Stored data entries
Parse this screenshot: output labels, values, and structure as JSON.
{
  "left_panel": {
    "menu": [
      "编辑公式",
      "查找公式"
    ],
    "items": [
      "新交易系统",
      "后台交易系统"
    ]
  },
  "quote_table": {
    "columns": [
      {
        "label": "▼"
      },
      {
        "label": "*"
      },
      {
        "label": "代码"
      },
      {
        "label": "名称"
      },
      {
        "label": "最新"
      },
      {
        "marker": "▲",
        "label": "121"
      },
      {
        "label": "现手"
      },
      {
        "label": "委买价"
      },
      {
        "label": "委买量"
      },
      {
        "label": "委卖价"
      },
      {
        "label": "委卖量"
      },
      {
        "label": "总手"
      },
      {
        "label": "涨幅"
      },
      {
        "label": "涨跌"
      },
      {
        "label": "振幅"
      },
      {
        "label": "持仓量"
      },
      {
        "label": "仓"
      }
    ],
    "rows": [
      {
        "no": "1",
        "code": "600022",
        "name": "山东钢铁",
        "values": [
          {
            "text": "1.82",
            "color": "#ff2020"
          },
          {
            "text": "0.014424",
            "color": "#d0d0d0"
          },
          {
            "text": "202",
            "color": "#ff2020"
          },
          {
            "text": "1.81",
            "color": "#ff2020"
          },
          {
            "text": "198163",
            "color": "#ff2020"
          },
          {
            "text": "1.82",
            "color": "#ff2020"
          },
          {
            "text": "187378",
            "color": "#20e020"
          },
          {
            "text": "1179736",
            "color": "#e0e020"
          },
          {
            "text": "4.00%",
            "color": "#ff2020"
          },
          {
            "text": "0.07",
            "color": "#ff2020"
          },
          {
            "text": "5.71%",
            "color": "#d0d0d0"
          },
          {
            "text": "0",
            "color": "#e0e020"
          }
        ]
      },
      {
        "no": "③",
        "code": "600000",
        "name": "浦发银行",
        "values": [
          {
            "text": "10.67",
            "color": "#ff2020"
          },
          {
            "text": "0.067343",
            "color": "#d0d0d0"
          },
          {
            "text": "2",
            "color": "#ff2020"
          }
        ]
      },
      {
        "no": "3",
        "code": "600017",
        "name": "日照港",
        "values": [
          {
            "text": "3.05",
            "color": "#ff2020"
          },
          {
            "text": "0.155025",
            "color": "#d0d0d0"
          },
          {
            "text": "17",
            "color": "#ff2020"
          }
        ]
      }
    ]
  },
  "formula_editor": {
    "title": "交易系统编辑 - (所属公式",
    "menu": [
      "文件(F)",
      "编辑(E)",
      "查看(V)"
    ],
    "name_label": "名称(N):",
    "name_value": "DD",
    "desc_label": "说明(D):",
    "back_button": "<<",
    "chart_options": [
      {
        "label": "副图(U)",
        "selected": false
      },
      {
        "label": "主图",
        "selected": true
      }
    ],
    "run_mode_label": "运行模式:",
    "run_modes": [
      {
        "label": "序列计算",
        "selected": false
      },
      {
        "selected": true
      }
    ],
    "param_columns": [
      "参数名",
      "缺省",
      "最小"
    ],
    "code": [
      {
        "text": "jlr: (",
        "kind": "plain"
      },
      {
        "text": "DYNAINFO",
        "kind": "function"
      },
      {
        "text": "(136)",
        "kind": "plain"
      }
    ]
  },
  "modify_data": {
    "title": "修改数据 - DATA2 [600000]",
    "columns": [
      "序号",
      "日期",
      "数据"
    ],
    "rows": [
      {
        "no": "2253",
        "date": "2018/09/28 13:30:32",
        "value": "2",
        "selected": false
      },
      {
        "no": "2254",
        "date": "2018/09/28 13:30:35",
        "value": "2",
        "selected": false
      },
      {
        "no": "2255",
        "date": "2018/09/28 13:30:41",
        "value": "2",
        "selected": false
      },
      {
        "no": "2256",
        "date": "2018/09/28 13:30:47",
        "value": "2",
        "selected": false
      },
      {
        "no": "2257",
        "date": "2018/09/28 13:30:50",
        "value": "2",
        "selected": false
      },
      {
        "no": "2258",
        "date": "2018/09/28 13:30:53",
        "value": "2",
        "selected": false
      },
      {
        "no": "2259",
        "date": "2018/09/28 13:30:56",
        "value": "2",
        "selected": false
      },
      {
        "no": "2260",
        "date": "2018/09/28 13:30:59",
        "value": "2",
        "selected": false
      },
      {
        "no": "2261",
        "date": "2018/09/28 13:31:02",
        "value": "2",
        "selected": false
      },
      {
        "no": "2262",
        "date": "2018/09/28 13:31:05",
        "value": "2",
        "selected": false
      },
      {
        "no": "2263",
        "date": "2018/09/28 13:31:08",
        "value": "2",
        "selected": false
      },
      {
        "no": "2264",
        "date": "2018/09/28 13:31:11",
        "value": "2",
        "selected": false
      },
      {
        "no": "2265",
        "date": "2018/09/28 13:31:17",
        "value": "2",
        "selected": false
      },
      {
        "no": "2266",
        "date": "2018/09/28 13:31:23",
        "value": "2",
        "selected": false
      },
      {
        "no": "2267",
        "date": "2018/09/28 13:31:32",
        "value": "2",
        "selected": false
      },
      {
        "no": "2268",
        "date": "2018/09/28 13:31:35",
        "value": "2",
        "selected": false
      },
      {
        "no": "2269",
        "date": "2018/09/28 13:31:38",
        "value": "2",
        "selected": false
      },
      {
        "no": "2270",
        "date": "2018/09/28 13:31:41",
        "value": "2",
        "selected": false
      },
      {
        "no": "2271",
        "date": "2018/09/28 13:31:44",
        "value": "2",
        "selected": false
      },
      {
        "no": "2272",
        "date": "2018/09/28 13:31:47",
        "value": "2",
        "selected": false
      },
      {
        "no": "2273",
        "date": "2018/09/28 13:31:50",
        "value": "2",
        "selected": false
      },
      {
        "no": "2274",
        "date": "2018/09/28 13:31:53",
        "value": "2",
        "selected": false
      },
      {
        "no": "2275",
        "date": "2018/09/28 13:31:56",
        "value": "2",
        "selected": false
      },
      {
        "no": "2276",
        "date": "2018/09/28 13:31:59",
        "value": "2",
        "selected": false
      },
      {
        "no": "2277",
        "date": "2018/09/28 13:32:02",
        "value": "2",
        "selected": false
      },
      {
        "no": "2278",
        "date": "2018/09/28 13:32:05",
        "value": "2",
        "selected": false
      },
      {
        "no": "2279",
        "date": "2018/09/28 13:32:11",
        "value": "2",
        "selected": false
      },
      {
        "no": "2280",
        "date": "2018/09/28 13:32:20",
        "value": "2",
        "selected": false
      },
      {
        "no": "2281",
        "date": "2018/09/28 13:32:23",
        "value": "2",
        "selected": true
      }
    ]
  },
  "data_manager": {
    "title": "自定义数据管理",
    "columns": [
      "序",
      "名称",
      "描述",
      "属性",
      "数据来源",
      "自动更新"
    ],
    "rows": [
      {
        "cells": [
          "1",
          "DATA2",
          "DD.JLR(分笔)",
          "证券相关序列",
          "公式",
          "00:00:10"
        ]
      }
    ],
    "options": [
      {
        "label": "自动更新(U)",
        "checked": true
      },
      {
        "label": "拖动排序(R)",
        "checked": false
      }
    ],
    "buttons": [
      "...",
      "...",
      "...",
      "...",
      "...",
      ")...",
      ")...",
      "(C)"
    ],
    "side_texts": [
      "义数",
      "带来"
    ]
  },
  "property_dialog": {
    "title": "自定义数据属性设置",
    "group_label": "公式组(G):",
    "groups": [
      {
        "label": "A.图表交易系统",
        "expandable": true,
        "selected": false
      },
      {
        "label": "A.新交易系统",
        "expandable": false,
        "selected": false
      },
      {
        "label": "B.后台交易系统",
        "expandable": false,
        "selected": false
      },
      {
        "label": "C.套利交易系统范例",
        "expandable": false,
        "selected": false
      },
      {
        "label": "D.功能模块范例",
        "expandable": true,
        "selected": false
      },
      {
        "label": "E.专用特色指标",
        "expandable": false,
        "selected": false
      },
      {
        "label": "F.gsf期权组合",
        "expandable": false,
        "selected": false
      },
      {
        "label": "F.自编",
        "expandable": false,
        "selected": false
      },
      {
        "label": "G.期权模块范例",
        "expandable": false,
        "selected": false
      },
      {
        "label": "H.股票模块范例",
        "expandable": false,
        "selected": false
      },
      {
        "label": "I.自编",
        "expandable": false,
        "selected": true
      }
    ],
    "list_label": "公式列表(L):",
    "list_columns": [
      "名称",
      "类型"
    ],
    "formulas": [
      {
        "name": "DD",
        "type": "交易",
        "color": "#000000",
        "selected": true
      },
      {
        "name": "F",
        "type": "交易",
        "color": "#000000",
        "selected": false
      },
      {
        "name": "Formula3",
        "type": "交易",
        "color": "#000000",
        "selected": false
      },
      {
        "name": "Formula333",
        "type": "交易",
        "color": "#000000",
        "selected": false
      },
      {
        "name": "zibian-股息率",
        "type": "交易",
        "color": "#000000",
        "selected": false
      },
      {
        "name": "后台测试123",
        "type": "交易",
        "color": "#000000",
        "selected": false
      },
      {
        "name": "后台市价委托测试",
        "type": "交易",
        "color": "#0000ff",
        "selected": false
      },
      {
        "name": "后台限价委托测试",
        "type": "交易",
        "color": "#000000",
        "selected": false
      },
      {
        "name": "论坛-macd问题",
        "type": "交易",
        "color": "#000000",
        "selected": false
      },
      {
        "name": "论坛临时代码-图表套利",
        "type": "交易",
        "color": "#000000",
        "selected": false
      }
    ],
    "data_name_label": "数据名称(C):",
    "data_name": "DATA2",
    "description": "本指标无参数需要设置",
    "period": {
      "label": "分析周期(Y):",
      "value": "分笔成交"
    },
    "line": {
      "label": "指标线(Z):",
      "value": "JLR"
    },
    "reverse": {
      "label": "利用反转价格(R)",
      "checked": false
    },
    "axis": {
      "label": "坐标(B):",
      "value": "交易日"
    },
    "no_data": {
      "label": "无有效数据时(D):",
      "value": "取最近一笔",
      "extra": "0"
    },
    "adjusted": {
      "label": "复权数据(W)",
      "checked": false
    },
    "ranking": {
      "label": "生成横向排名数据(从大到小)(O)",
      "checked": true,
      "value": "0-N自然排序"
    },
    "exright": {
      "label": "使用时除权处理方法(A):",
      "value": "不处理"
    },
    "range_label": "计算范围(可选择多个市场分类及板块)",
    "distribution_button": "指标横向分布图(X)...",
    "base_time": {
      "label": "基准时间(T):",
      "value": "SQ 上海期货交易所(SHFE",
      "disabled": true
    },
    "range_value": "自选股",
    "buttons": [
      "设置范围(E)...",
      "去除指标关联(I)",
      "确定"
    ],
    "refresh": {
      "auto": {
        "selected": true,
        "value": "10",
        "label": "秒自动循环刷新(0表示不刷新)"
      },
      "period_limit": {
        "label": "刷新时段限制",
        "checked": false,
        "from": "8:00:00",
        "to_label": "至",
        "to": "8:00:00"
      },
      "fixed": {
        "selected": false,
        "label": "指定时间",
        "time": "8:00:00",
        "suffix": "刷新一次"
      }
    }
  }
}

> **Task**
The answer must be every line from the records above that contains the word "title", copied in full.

> **Expected answer**
    "title": "交易系统编辑 - (所属公式",
    "title": "修改数据 - DATA2 [600000]",
    "title": "自定义数据管理",
    "title": "自定义数据属性设置",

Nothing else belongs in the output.